  • Express Your Concern.
    Sometimes, it can be hard for a person who is experiencing domestic violence to recognize their situation as abusive. What’s more, it’s not uncommon for abusers to manipulate their victims by isolating them from their friends and social networks. Telling them that you’re concerned for their well-being and safety—without blaming or accusing—not only signals to them that you care, but may also help them acknowledge the reality of their situation. If you initiate the conversation, be sure to do so in a safe, private space.  
  • Listen and Validate.
    Domestic violence is hard to talk about, and being a supportive listener is one of the most important things you can do for a domestic violence survivor. It’s not uncommon for victims to blame themselves, feel guilt, or believe that they somehow deserve the abuse they are experiencing. Listen to them, tell them that you believe them, and let them know that what they’re experiencing isn’t their fault, and that whatever feelings they have are valid and justified. 
  • Don’t Judge Them.
    Leaving an abusive relationship is rarely simple or easy, and there are a lot of reasons that people stay with their abusers, such as lack of financial resources, shared children, or fear that their abusers will harm them. When helping domestic violence victims, it’s important to let them know that you will care about them and support them no matter what in order to avoid increasing their feelings of shame or isolation.  

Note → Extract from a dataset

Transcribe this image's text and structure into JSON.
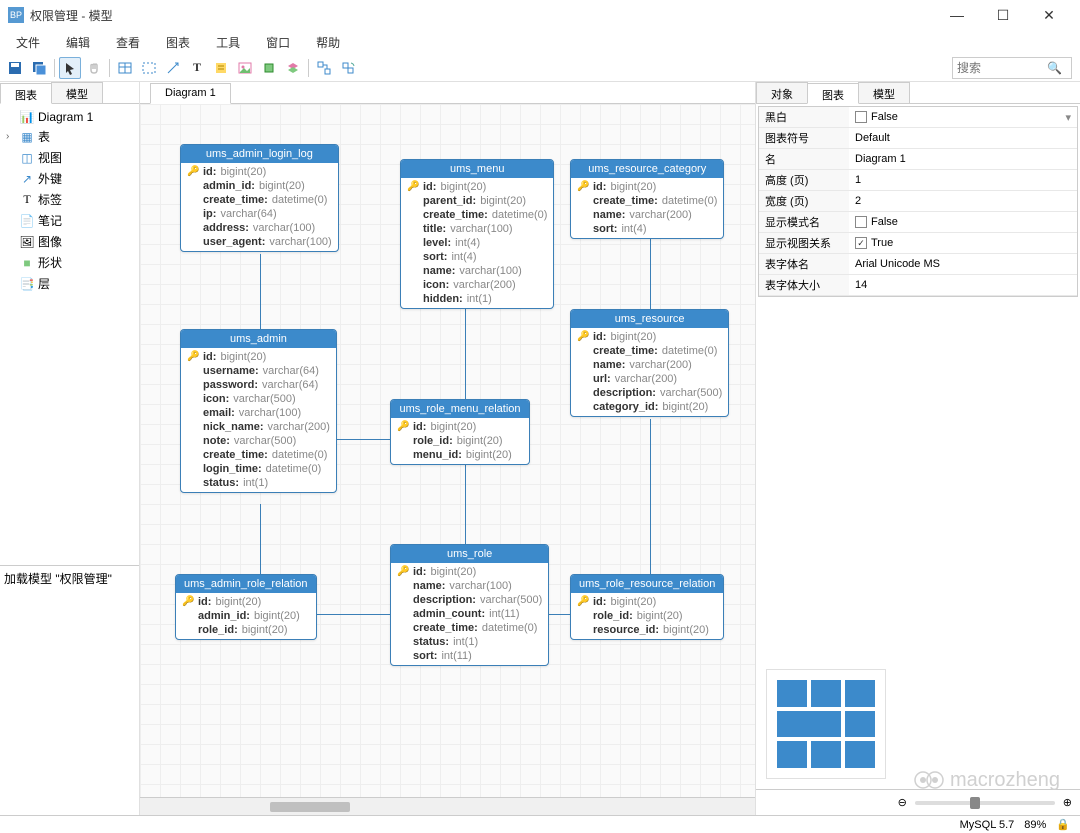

  • Connect Them With Resources.
    If the person you’re talking to seems amenable to it, offer to help them find resources that provide help for domestic violence survivors, such as shelters, counselors, support groups, or social services. Even if they’re not ready to use them yet, it may help for them to know that those resources exist. If it feels appropriate, consider talking to them about creating a safety plan in the event of a crisis or emergency.

Keep in mind that their abuser may be monitoring their phone and other communications, so be discreet as much as possible in the ways that you share resources or contacts.

At Connections for Abused Women and Their Children (CAWC), we believe that everyone has a right to a life free of violence. Our mission to end domestic violence is rooted in education, service, and advocacy. In addition to working toward broader social change, we provide empowerment-based and trauma-informed support in the form of shelter, counseling, and advocacy to individuals affected by domestic violence and their children. If you or someone you know is struggling with domestic violence, don’t hesitate to call our 24-hour hotline at (773) 278-4566. To support our work, consider volunteering or donating